WASHINGTON (CNN) -- The Army says it will not change its plans to issue all soldiers black berets, but it might have to delay the implementation.
Army troops were supposed to begin wearing the new black berets on June 14, but that is under review because more than 2 million berets were set to be manufactured in China and other countries, said Gen. Eric Shinseki, the Army Chief of Staff.
Federal law requires the berets to be made in the United States.
Seeking to defuse the battle of the beret, Shinseki on Friday said the elite Rangers unit will be switching colors, trading in their traditional black berets for tan ones.
The move came after Rangers were outraged by last October's decision that most Army units will begin wearing black berets. The elite Rangers have worn black berets for decades.
At a Pentagon news conference, Shinseki defended his decision for Army troops to wear black berets, saying "change is difficult and this is symbolic in that aspect."
"These decisions are about our excellence as soldiers, our unity as a force, and our values as an institution," the general said. "The black beret remains the most relevant color for wear Army-wide today."
He said he had anticipated backlash among Rangers when he made the announcement in October: "We expected there would be some push back."
What tan color represents
Shinseki said the 75th Ranger Regiment requested they wear a different colored beret to set them apart and the Army approved.
"Now, the Ranger tan beret will continue to symbolize that great regiment and its challenges for the 21st century," he said. "Whatever those challenges are, Rangers will continue to lead the way."
A statement from the 75th Ranger Regiment said the tan color is reminiscent of the numerous beach assaults in the European Theater and the jungle fighting in the Pacific Theater of World War II. It also represents the khaki uniforms worn by Rangers in the Korean and Vietnam wars.
Special Forces will continue to wear their distinctive green berets and Airborne Forces will retain their maroon berets, Shinseki said.

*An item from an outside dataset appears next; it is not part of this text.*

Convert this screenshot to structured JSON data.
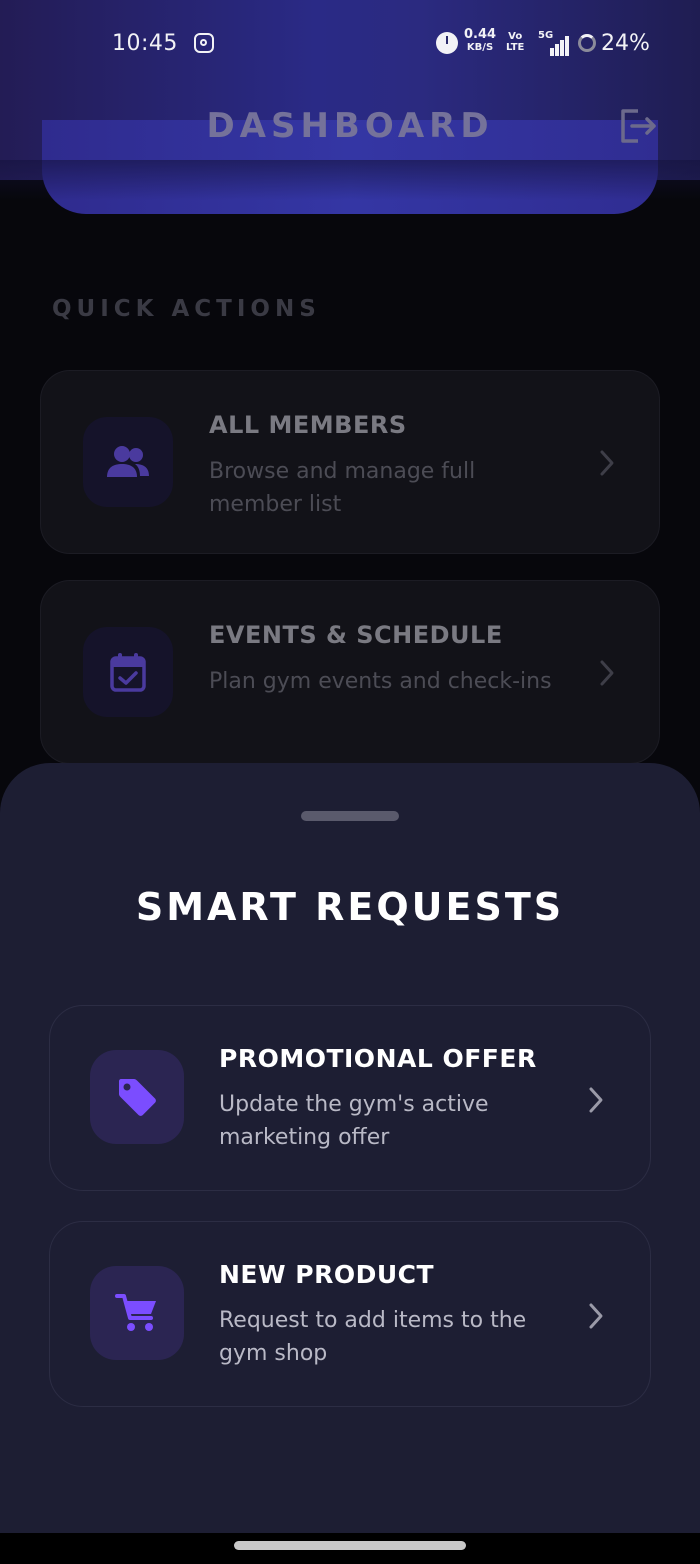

Maj. Marcus de Oliveira of Fort Benning, Georgia, told CNN that Rangers throughout the regiment were asked about the new color.
"Most of them were in favor of this change," he said.

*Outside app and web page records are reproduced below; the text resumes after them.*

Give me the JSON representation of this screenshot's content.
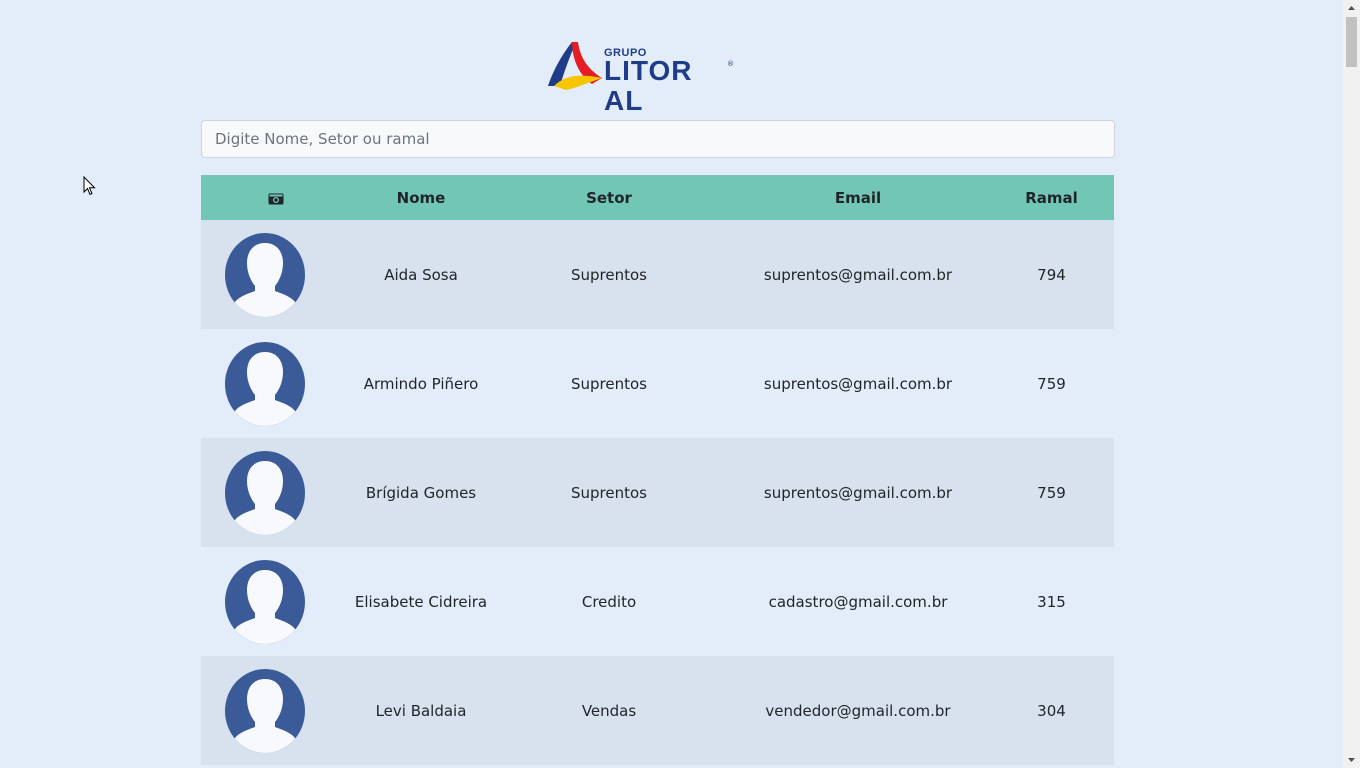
{
  "logo": {
    "small_text": "GRUPO",
    "big_text": "LITOR AL",
    "reg_mark": "®"
  },
  "search": {
    "placeholder": "Digite Nome, Setor ou ramal",
    "value": ""
  },
  "table": {
    "headers": {
      "photo_icon": "camera-icon",
      "name": "Nome",
      "sector": "Setor",
      "email": "Email",
      "extension": "Ramal"
    },
    "rows": [
      {
        "name": "Aida Sosa",
        "sector": "Suprentos",
        "email": "suprentos@gmail.com.br",
        "extension": "794"
      },
      {
        "name": "Armindo Piñero",
        "sector": "Suprentos",
        "email": "suprentos@gmail.com.br",
        "extension": "759"
      },
      {
        "name": "Brígida Gomes",
        "sector": "Suprentos",
        "email": "suprentos@gmail.com.br",
        "extension": "759"
      },
      {
        "name": "Elisabete Cidreira",
        "sector": "Credito",
        "email": "cadastro@gmail.com.br",
        "extension": "315"
      },
      {
        "name": "Levi Baldaia",
        "sector": "Vendas",
        "email": "vendedor@gmail.com.br",
        "extension": "304"
      }
    ]
  },
  "colors": {
    "background": "#e3edf9",
    "header": "#72c6b5",
    "row_alt": "#d8e2ef",
    "avatar": "#3b5b98",
    "brand_blue": "#1f3c88",
    "brand_red": "#e31e24",
    "brand_yellow": "#f7c600"
  }
}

China connection controversy
Meanwhile, an entirely new controversy has emerged over beret contracts.
The United States has contracted with seven companies to make 4.8 million berets at a cost of $29 million. But one of those companies, headquartered in Britain, would manufacture the berets in China.
That company is contracted to make 617,936 berets for $4 million, or roughly 13 percent of the entire U.S. contracts.
Shinseki said the contract is under review, but said, "We haven't canceled anything yet."
The contract also has come under scrutiny on Capitol Hill because a "Buy American" provision mandates such goods be manufactured in the United States.
Under the current contracts, the berets would be manufactured in the United States, Canada, Sri Lanka, India and Romania, in addition to China.
Rep. Lois Capps, D-California, sent a letter signed by 79 other House members demanding President Bush review the Defense contracts.
"In its decision to purchase berets from foreign suppliers, the Defense Logistics Agency waived the Berry Amendment, the federal law which requires the Pentagon to buy clothing made in U.S. factories of 100 percent American components," wrote Capps. "We respectfully request that you immediately reconsider the Army's contract."
The black beret will replace the current fold-up "overseas" cap, the saucer-like "service" hat and the brimmed baseball-style cap.
Rangers Web site
|Back to the top|